Arts/Culture
3:35 pm
Fri March 4, 2011

So-Called 'Ordinary' People: Michigan on the Page Part 2

Patricia Clark is an award-winning poet, and the former Poet Laureate of Grand Rapids. When I asked her to participate in our web-exclusive “Michigan on the Page” series, Ms. Clark chose a certain author’s first story collection, a writer who—like many recent college graduates—has made her way out of the state to advance her career.

Ms. Clark first encountered Suzanne Rivecca at Grand Valley State University, where she was, Ms. Clark insists, the most talented student she has seen there.

The collection, Ms. Clark suggests, should be appealing to Michigan readers both for the familiar landscapes it shows (including West Michigan, where Ms. Clark lives and teaches) and for the psychological truth it contains:

Death is Not an Option: Stories(New York: W.W. Norton, 2010) by Suzanne Rivecca features a new Michigan voice, a young writer who has been publishing stories and establishing her name since leaving the West Michigan landscape a few years ago.

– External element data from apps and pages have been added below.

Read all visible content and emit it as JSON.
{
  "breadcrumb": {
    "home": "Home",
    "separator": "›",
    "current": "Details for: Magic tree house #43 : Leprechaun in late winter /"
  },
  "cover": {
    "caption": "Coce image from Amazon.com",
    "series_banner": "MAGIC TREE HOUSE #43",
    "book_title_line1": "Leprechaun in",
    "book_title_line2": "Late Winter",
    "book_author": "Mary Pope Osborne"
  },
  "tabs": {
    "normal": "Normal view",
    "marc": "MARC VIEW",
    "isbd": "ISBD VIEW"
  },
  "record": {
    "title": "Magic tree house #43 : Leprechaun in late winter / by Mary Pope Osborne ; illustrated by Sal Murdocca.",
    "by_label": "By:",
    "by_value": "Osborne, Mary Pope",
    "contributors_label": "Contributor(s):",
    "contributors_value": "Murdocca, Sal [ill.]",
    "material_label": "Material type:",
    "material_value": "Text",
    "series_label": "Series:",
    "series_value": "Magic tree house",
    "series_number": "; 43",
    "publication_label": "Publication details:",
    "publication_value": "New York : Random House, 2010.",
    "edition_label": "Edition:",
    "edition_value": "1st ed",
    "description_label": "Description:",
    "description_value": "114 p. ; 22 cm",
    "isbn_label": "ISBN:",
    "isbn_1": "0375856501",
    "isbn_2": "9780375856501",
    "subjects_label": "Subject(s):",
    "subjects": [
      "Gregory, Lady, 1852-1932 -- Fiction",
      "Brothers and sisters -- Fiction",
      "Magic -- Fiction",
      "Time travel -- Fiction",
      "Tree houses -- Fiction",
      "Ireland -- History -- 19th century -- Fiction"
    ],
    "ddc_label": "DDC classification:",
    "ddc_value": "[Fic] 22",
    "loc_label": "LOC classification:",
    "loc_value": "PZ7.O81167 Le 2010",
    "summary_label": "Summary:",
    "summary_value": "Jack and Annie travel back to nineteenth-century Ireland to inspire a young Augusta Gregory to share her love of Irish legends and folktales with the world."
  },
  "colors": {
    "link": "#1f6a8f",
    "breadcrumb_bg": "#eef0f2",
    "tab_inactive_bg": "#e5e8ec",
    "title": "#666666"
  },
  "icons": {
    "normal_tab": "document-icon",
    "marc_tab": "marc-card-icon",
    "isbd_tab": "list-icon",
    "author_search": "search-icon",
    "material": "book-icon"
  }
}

Suzanne’s fiction has appeared in Best New American Voicesand other publications.

I recommend Suzanne Rivecca because hers is a new viewpoint—a young woman growing up in Michigan, featuring witty, beautifully written “coming of age” stories.

Rivecca covers a range of ages: one where the main character’s at camp and struggling to fit in with other teenagers; one where the point of view character is a young teacher dealing with a possible case of abuse of one of her students.

The physical landscape is at times recognizably Michigan but more important the psychological landscape is both familiar and fresh: the stories here illuminate an “outsider” seeing Michigan. Just two examples feature a Catholic girl’s eyes turned on typically Protestant West Michigan, and those of an older young woman turning her considerable intelligence, sympathy and wit, on her companions, acquaintances and, yes, even on herself.

These are humorous and insightful stories with a wealth of knowledge on life in contemporary America—from a writer fresh on the literary scene.

Since leaving Western Michigan behind, Ms. Rivecca has gone on to Minneapolis to the creative writing program at the University of Minnesota, where she received her MFA, and to Palo Alto, where she participated in the prestigious Wallace Stegner Fellowship.

Ms. Clark goes on to mention how surprising the stories are, pointing out how often and well apt details and poignant character moments work to disarm the reader.

Ms. Clark compares the stories in the collection to another writer with strong Michigan ties, Charles Baxter, in the way Rivecca uses “so-called ‘ordinary’ people” who have “interesting twists and quirks in their personalities.

All this in addition to occasionally being laugh out loud funny.

Patricia Clark is the author of the poetry collections My Father on a Bicycle and North of Wondering. She co-edited an anthology of contemporary women writers called Worlds in Our Words, published by Blair Press/Prentice Hall.

Her most recent book is She Walks into the Sea.  

-Brian Short, Michigan Radio News